Collection entries:

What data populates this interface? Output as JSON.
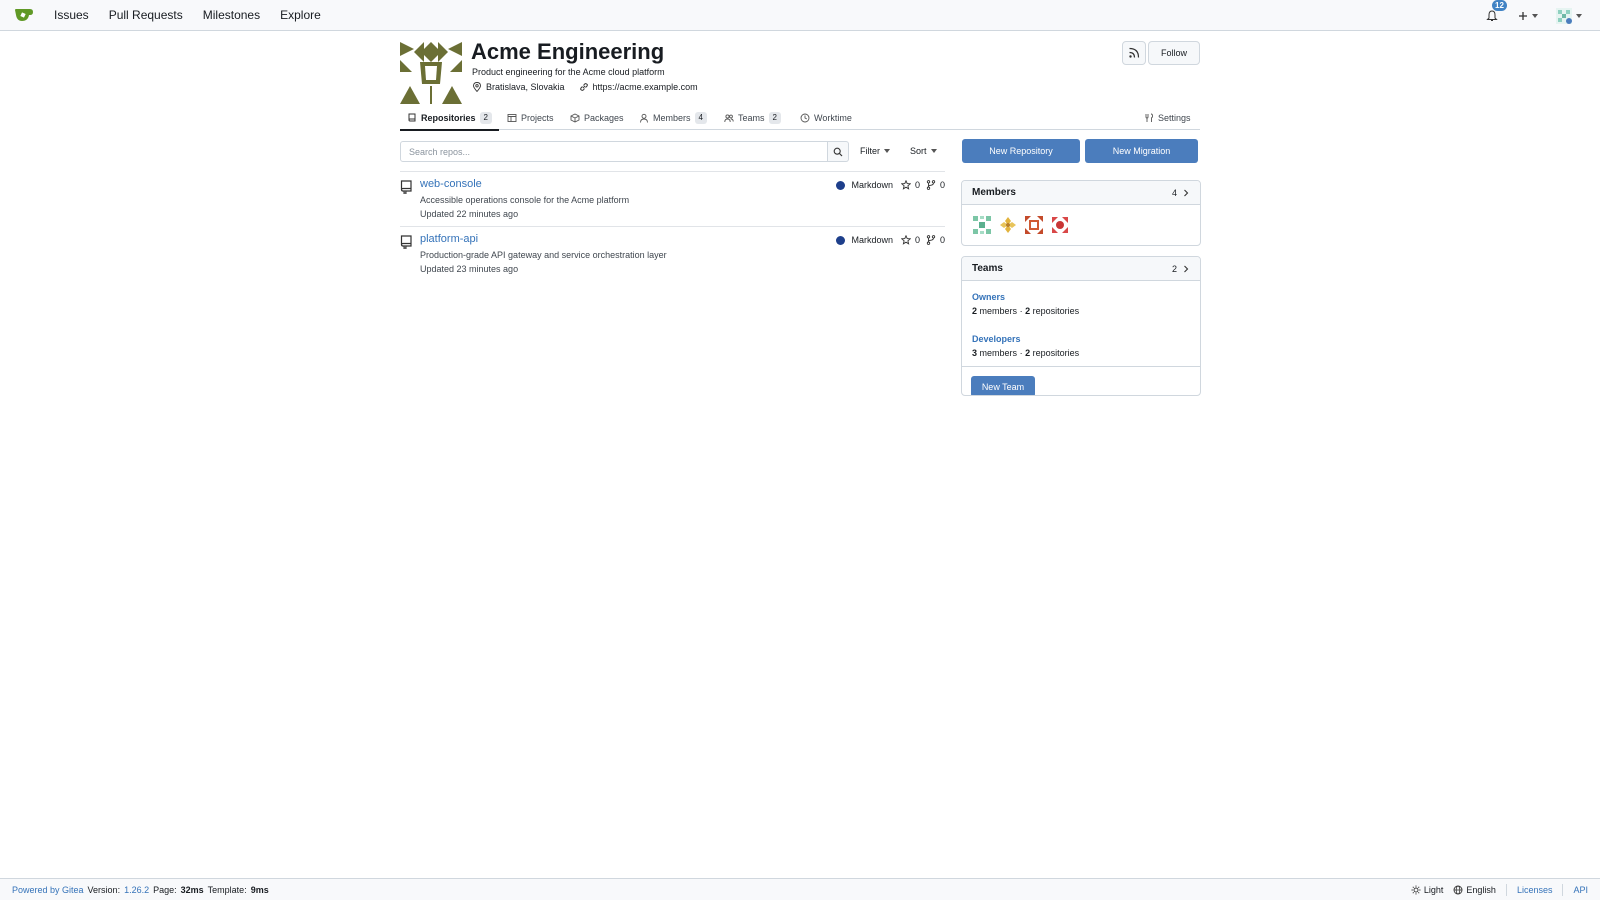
{
  "navbar": {
    "items": [
      "Issues",
      "Pull Requests",
      "Milestones",
      "Explore"
    ],
    "notification_count": "12"
  },
  "org": {
    "name": "Acme Engineering",
    "description": "Product engineering for the Acme cloud platform",
    "location": "Bratislava, Slovakia",
    "website": "https://acme.example.com",
    "follow_label": "Follow",
    "avatar_color": "#6b6f35"
  },
  "tabs": [
    {
      "label": "Repositories",
      "count": "2",
      "active": true
    },
    {
      "label": "Projects"
    },
    {
      "label": "Packages"
    },
    {
      "label": "Members",
      "count": "4"
    },
    {
      "label": "Teams",
      "count": "2"
    },
    {
      "label": "Worktime"
    },
    {
      "label": "Settings"
    }
  ],
  "search": {
    "placeholder": "Search repos...",
    "filter_label": "Filter",
    "sort_label": "Sort"
  },
  "actions": {
    "new_repository": "New Repository",
    "new_migration": "New Migration"
  },
  "repos": [
    {
      "name": "web-console",
      "description": "Accessible operations console for the Acme platform",
      "updated": "Updated 22 minutes ago",
      "language": "Markdown",
      "language_color": "#1e3f8b",
      "stars": "0",
      "forks": "0"
    },
    {
      "name": "platform-api",
      "description": "Production-grade API gateway and service orchestration layer",
      "updated": "Updated 23 minutes ago",
      "language": "Markdown",
      "language_color": "#1e3f8b",
      "stars": "0",
      "forks": "0"
    }
  ],
  "members_card": {
    "title": "Members",
    "count": "4"
  },
  "teams_card": {
    "title": "Teams",
    "count": "2",
    "teams": [
      {
        "name": "Owners",
        "members": "2",
        "members_label": "members",
        "sep": "·",
        "repos": "2",
        "repos_label": "repositories"
      },
      {
        "name": "Developers",
        "members": "3",
        "members_label": "members",
        "sep": "·",
        "repos": "2",
        "repos_label": "repositories"
      }
    ],
    "new_team_label": "New Team"
  },
  "footer": {
    "powered_by": "Powered by Gitea",
    "version_label": "Version:",
    "version": "1.26.2",
    "page_label": "Page:",
    "page_time": "32ms",
    "template_label": "Template:",
    "template_time": "9ms",
    "theme": "Light",
    "language": "English",
    "licenses": "Licenses",
    "api": "API"
  },
  "colors": {
    "accent": "#4b7dbd",
    "link": "#3573b9",
    "logo_green": "#609926"
  }
}
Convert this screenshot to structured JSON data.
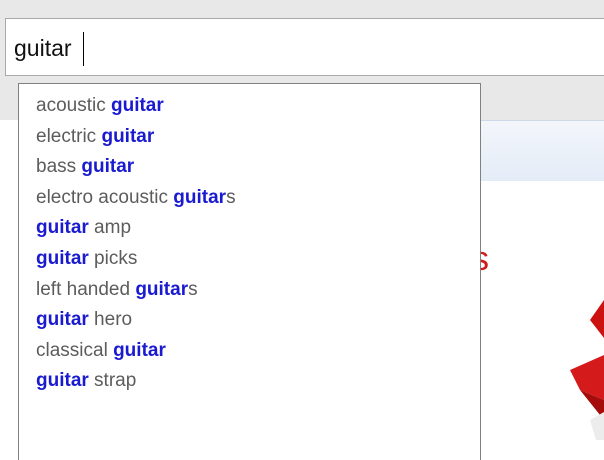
{
  "search": {
    "value": "guitar",
    "query": "guitar"
  },
  "suggestions": [
    {
      "pre": "acoustic ",
      "match": "guitar",
      "post": ""
    },
    {
      "pre": "electric ",
      "match": "guitar",
      "post": ""
    },
    {
      "pre": "bass ",
      "match": "guitar",
      "post": ""
    },
    {
      "pre": "electro acoustic ",
      "match": "guitar",
      "post": "s"
    },
    {
      "pre": "",
      "match": "guitar",
      "post": " amp"
    },
    {
      "pre": "",
      "match": "guitar",
      "post": " picks"
    },
    {
      "pre": "left handed ",
      "match": "guitar",
      "post": "s"
    },
    {
      "pre": "",
      "match": "guitar",
      "post": " hero"
    },
    {
      "pre": "classical ",
      "match": "guitar",
      "post": ""
    },
    {
      "pre": "",
      "match": "guitar",
      "post": " strap"
    }
  ],
  "colors": {
    "match": "#1a1ad0",
    "rest": "#5c5c5c",
    "partial_red": "#d21a1a"
  },
  "background": {
    "partial_text": "s"
  }
}
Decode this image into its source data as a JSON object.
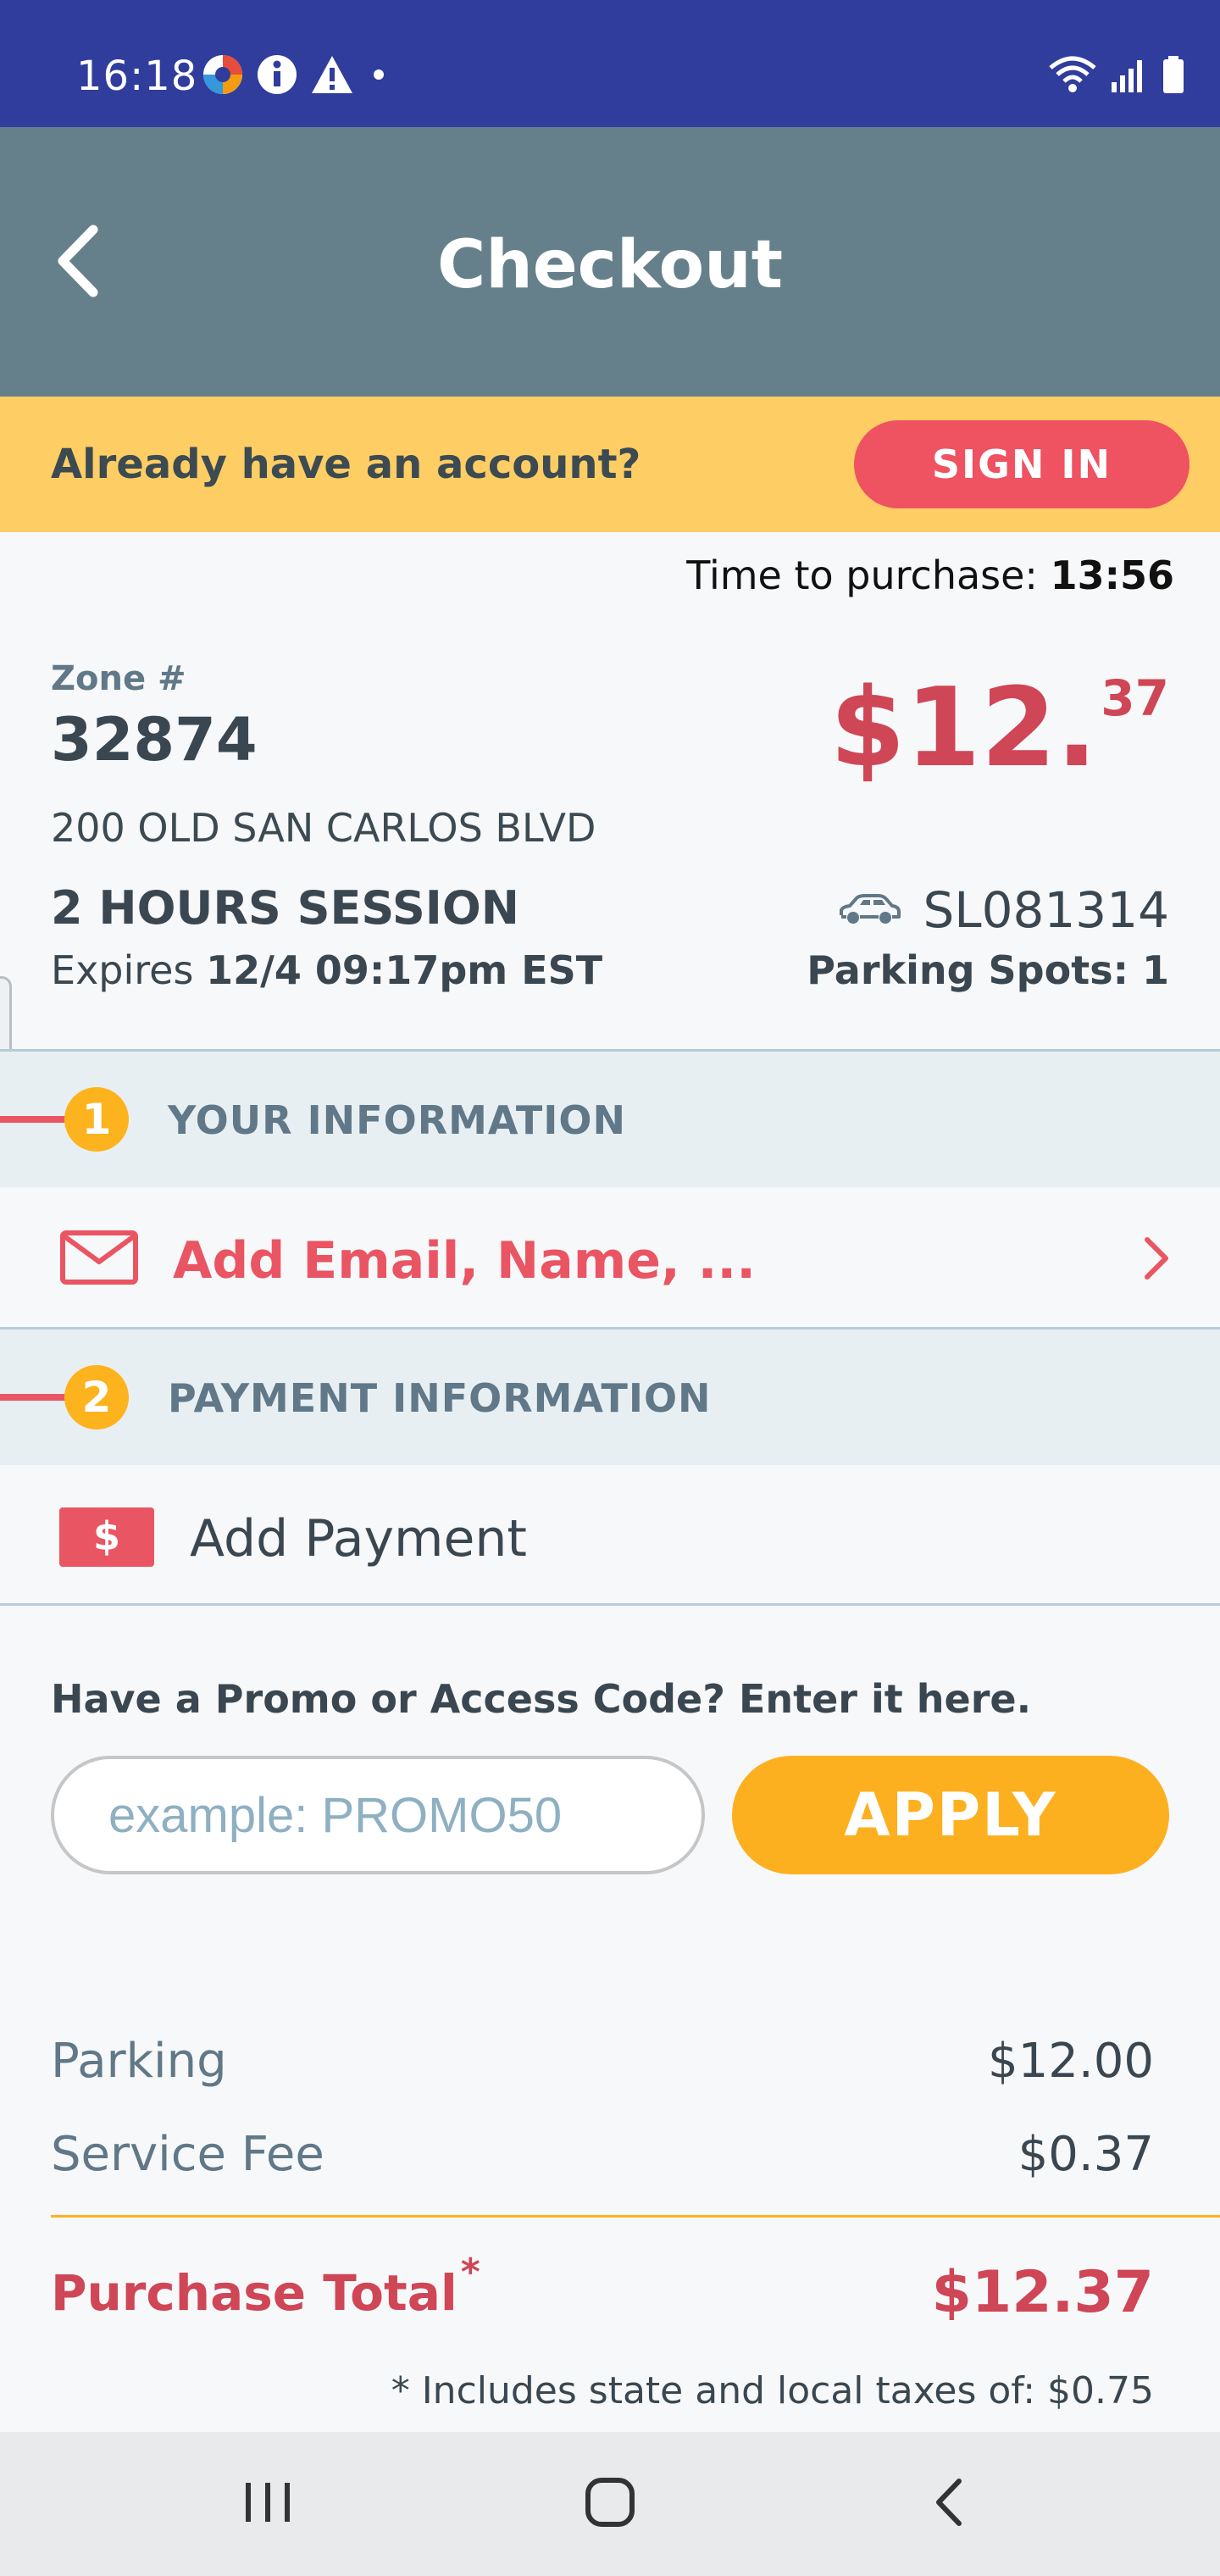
{
  "status_bar": {
    "time": "16:18",
    "left_icons": [
      "app-notification-icon",
      "info-icon",
      "warning-icon",
      "dot-icon"
    ],
    "right_icons": [
      "wifi-icon",
      "signal-icon",
      "battery-icon"
    ]
  },
  "app_bar": {
    "title": "Checkout",
    "back_icon": "chevron-left-icon"
  },
  "account_banner": {
    "text": "Already have an account?",
    "sign_in_label": "SIGN IN"
  },
  "timer": {
    "label": "Time to purchase:",
    "value": "13:56"
  },
  "summary": {
    "zone_label": "Zone #",
    "zone_number": "32874",
    "price_dollars": "$12.",
    "price_cents": "37",
    "address": "200 OLD SAN CARLOS BLVD",
    "session": "2 HOURS  SESSION",
    "expires_label": "Expires",
    "expires_value": "12/4 09:17pm EST",
    "plate": "SL081314",
    "parking_spots": "Parking Spots: 1"
  },
  "sections": {
    "your_info": {
      "step": "1",
      "title": "YOUR INFORMATION",
      "row_label": "Add Email, Name, ..."
    },
    "payment_info": {
      "step": "2",
      "title": "PAYMENT INFORMATION",
      "row_label": "Add Payment",
      "row_icon_text": "$"
    }
  },
  "promo": {
    "label": "Have a Promo or Access Code? Enter it here.",
    "placeholder": "example: PROMO50",
    "value": "",
    "apply_label": "APPLY"
  },
  "totals": {
    "lines": [
      {
        "label": "Parking",
        "value": "$12.00"
      },
      {
        "label": "Service Fee",
        "value": "$0.37"
      }
    ],
    "total_label": "Purchase Total",
    "total_marker": "*",
    "total_value": "$12.37",
    "tax_note": "* Includes state and local taxes of: $0.75"
  },
  "colors": {
    "status_bar": "#303d9c",
    "app_bar": "#66808b",
    "banner": "#fecd64",
    "accent_red": "#ef5261",
    "price_red": "#cf4656",
    "accent_orange": "#fdb01f"
  }
}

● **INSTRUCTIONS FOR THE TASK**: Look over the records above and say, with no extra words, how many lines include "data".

● **FINAL ANSWER**: 3